◆ **TASK BRIEF**
A faithful, word-for-word copy of the records is required, and it must contain no pictures.

[Opening EXCERPTED DATA section]

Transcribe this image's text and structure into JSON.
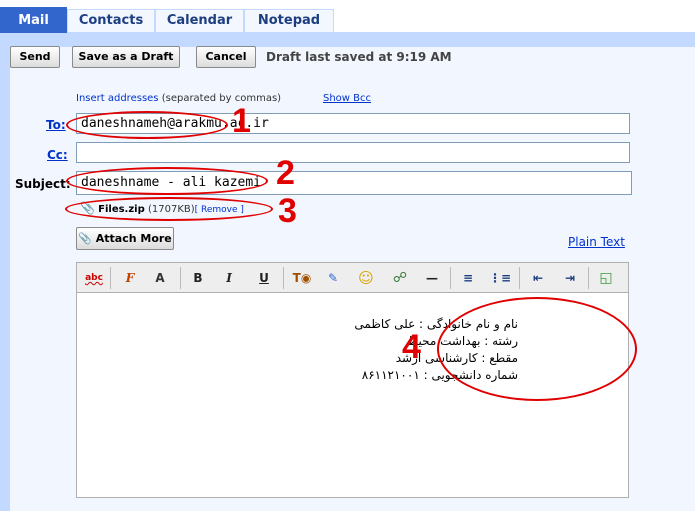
{
  "tabs": [
    {
      "label": "Mail"
    },
    {
      "label": "Contacts"
    },
    {
      "label": "Calendar"
    },
    {
      "label": "Notepad"
    }
  ],
  "toolbar": {
    "send_label": "Send",
    "draft_label": "Save as a Draft",
    "cancel_label": "Cancel",
    "status": "Draft last saved at 9:19 AM"
  },
  "compose": {
    "insert_addresses": "Insert addresses",
    "separated_hint": "(separated by commas)",
    "show_bcc": "Show Bcc",
    "to_label": "To:",
    "to_value": "daneshnameh@arakmu.ac.ir",
    "cc_label": "Cc:",
    "cc_value": "",
    "subject_label": "Subject:",
    "subject_value": "daneshname - ali kazemi",
    "attachment_name": "Files.zip",
    "attachment_size": "(1707KB)",
    "remove_label": "[ Remove ]",
    "attach_more_label": "Attach More",
    "plain_text_label": "Plain Text"
  },
  "editor_toolbar": {
    "spell": "abc",
    "font": "F",
    "size": "A",
    "bold": "B",
    "italic": "I",
    "underline": "U"
  },
  "annotations": [
    "1",
    "2",
    "3",
    "4"
  ],
  "body_lines": [
    "نام و نام خانوادگی : علی کاظمی",
    "رشته : بهداشت محیط",
    "مقطع : کارشناسی ارشد",
    "شماره دانشجویی : ۸۶۱۱۲۱۰۰۱"
  ],
  "colors": {
    "accent": "#3366cc",
    "panel": "#c3d9ff",
    "annotation": "#e00000"
  }
}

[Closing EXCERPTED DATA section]

◆ **EXERCISE SOLUTION**
Transcribe this image's text and structure into JSON.
{
  "tabs": [
    {
      "label": "Mail"
    },
    {
      "label": "Contacts"
    },
    {
      "label": "Calendar"
    },
    {
      "label": "Notepad"
    }
  ],
  "toolbar": {
    "send_label": "Send",
    "draft_label": "Save as a Draft",
    "cancel_label": "Cancel",
    "status": "Draft last saved at 9:19 AM"
  },
  "compose": {
    "insert_addresses": "Insert addresses",
    "separated_hint": "(separated by commas)",
    "show_bcc": "Show Bcc",
    "to_label": "To:",
    "to_value": "daneshnameh@arakmu.ac.ir",
    "cc_label": "Cc:",
    "cc_value": "",
    "subject_label": "Subject:",
    "subject_value": "daneshname - ali kazemi",
    "attachment_name": "Files.zip",
    "attachment_size": "(1707KB)",
    "remove_label": "[ Remove ]",
    "attach_more_label": "Attach More",
    "plain_text_label": "Plain Text"
  },
  "editor_toolbar": {
    "spell": "abc",
    "font": "F",
    "size": "A",
    "bold": "B",
    "italic": "I",
    "underline": "U"
  },
  "annotations": [
    "1",
    "2",
    "3",
    "4"
  ],
  "body_lines": [
    "نام و نام خانوادگی : علی کاظمی",
    "رشته : بهداشت محیط",
    "مقطع : کارشناسی ارشد",
    "شماره دانشجویی : ۸۶۱۱۲۱۰۰۱"
  ],
  "colors": {
    "accent": "#3366cc",
    "panel": "#c3d9ff",
    "annotation": "#e00000"
  }
}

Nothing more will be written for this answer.